Improved Early Childhood Care and Development Action Plans in La Paz and El Alto, Bolivia

Key Contact
Patricia Alvarez
Start Date
End Date
Funding Amount
$ 44,190
Knowledge-providing Countries
Knowledge-receiving Countries


Bolivia’s National Development Plan and Country Partnership Strategy identify the improvement of basic social services as one of the four development pillars for sustained economic growth. New Education and Popular Participation laws call for education services that consider the nation’s rich cultural diversity.  The same laws assign control of education infrastructure to municipalities, with broader participation from local families and communities. 
Under the new Country Partnership Strategy, Bolivia’s municipalities of La Paz and El Alto planned to undertake comprehensive policy reforms across the social sector, and design the inter-institutional architecture required to implement policies and deliver services more efficiently. La Paz and El Alto particularly wanted to improve early childhood education, health, nutrition, child protection, and quality assurance to enhance opportunities for children and reduce intergenerational poverty and inequality. 
To this end, both municipal governments requested World Bank assistance to learn from other countries’ best practices for delivering quality early childhood development services. The knowledge gained would help officials prepare and design their own policies and program implementation strategies. The Bank identified Colombia as a suitable fit for the knowledge exchange. 
The exchange connected officials from the Bolivian cities of La Paz and El Alto with counterparts from Bogotá and Medellin in Colombia. The main objective was to enhance service delivery for young children in Bolivia. The exchange consisted of a series of video training and webinars, the creation of a knowledge sharing network among policymakers, and the development of a comprehensive early childhood education action plan. 
Evaluating the exchange after it was complete, the participants said that the exercise was “an eye opener” and that it “enabled the team to learn about differential services for children with special needs from an inclusive approach.” They added that “it was motivating to see examples of how [Colombia] has been able to overcome challenges that we also identify with.”
Overall, the exchange was effective in strengthening the capacity of the Ministry of Education and the municipalities of La Paz and El Alto to provide quality early childhood development services to the population. The exchange exposed technical staff members to innovative practices and enabled them to take charge of implementing the programs locally. As a result, they will be able to improve the quality of services provided to Bolivian children living in disadvantaged families.

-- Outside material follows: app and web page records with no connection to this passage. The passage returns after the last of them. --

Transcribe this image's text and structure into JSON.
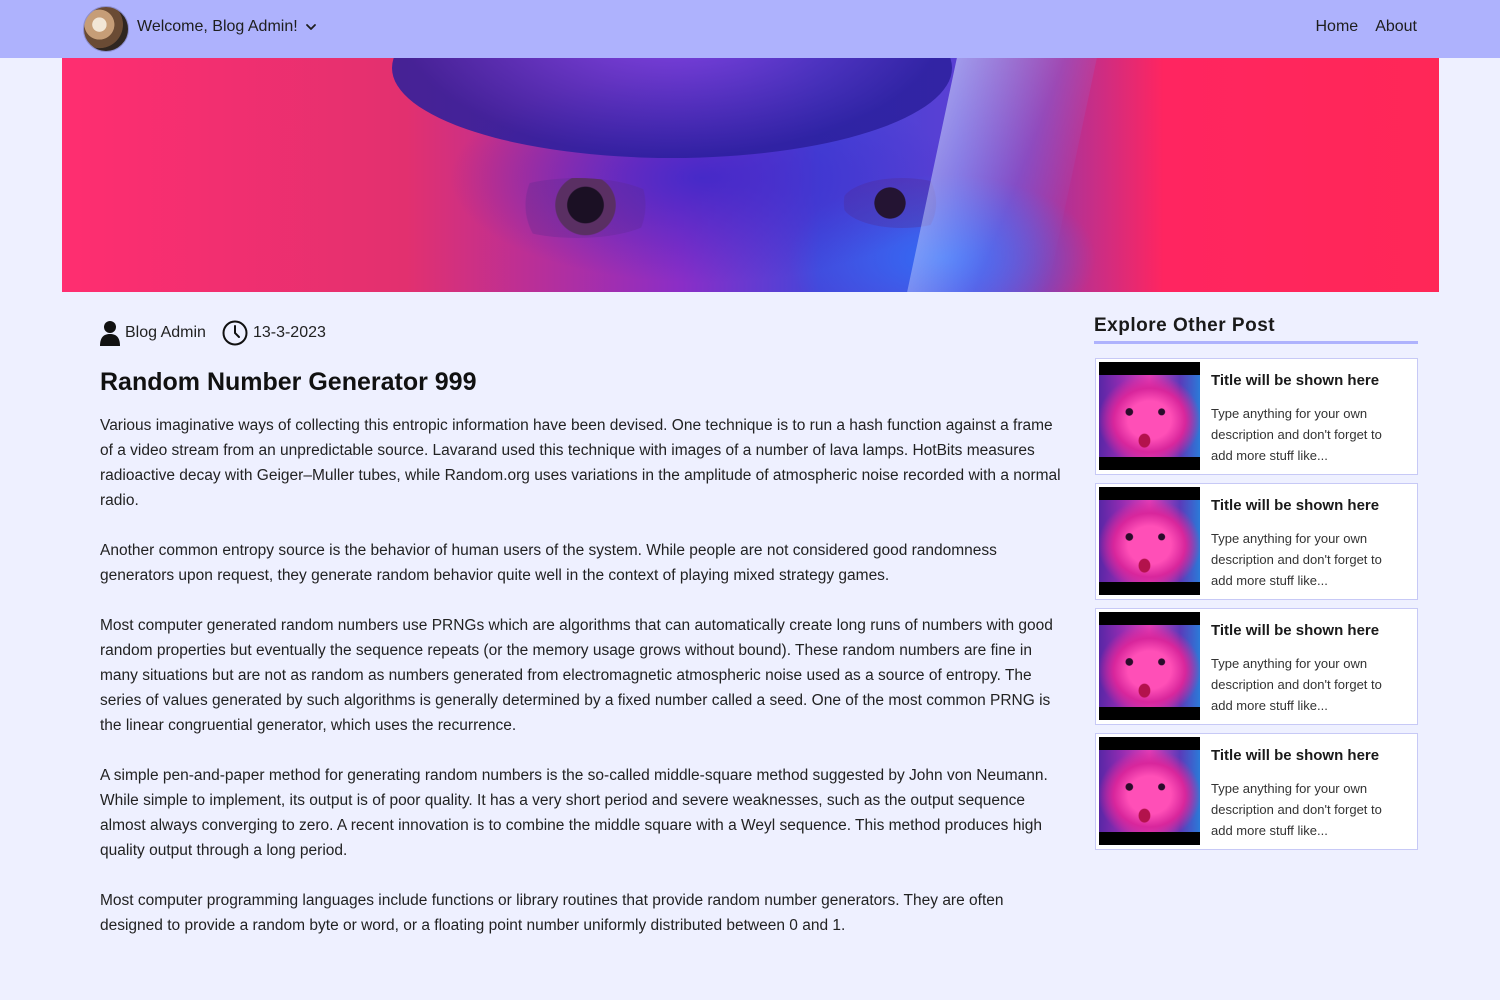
{
  "header": {
    "welcome": "Welcome, Blog Admin!",
    "nav": [
      "Home",
      "About"
    ]
  },
  "post": {
    "author": "Blog Admin",
    "date": "13-3-2023",
    "title": "Random Number Generator 999",
    "paragraphs": [
      "Various imaginative ways of collecting this entropic information have been devised. One technique is to run a hash function against a frame of a video stream from an unpredictable source. Lavarand used this technique with images of a number of lava lamps. HotBits measures radioactive decay with Geiger–Muller tubes, while Random.org uses variations in the amplitude of atmospheric noise recorded with a normal radio.",
      "Another common entropy source is the behavior of human users of the system. While people are not considered good randomness generators upon request, they generate random behavior quite well in the context of playing mixed strategy games.",
      "Most computer generated random numbers use PRNGs which are algorithms that can automatically create long runs of numbers with good random properties but eventually the sequence repeats (or the memory usage grows without bound). These random numbers are fine in many situations but are not as random as numbers generated from electromagnetic atmospheric noise used as a source of entropy. The series of values generated by such algorithms is generally determined by a fixed number called a seed. One of the most common PRNG is the linear congruential generator, which uses the recurrence.",
      "A simple pen-and-paper method for generating random numbers is the so-called middle-square method suggested by John von Neumann. While simple to implement, its output is of poor quality. It has a very short period and severe weaknesses, such as the output sequence almost always converging to zero. A recent innovation is to combine the middle square with a Weyl sequence. This method produces high quality output through a long period.",
      "Most computer programming languages include functions or library routines that provide random number generators. They are often designed to provide a random byte or word, or a floating point number uniformly distributed between 0 and 1."
    ]
  },
  "sidebar": {
    "title": "Explore Other Post",
    "cards": [
      {
        "title": "Title will be shown here",
        "desc": "Type anything for your own description and don't forget to add more stuff like..."
      },
      {
        "title": "Title will be shown here",
        "desc": "Type anything for your own description and don't forget to add more stuff like..."
      },
      {
        "title": "Title will be shown here",
        "desc": "Type anything for your own description and don't forget to add more stuff like..."
      },
      {
        "title": "Title will be shown here",
        "desc": "Type anything for your own description and don't forget to add more stuff like..."
      }
    ]
  },
  "colors": {
    "navbar": "#aeb2fd",
    "page_background": "#eef0ff",
    "accent_rule": "#aeb2fd"
  }
}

Beneficiaries / Participants

Bolivia has undergone profound change since the Government of President Morales took power in 2006. The administration implemented a range of social and economic policies to empower indigenous peoples and reduce poverty and inequality. 
In May 2006, the Government of Bolivia launched its National Development Plan (NDP), which, among other things, sought to introduce new social programs while scaling up existing ones to achieve profound social and political reform. Several years later, the World Bank and the Government have agreed on a four-year Country Partnership Strategy (CPS) as a viable medium-term program for addressing upcoming development challenges.
Improving child development through an integrated system for social wellbeing and equity is a key component of Bolivia’s Human Development Plan. The Plan outlines a regulatory framework that details the roles and responsibilities at the national, departmental, and municipal levels, requiring municipalities to allocate budgets and implement comprehensive child development policies for children aged 0 to 5. 
La Paz and El Alto began developing strategic action plans to provide comprehensive early childhood development services and requested Bank support to gain firsthand access to international best practices, particularly in the areas of nutrition, parenting, initial education, training of care givers, and program monitoring and evaluation.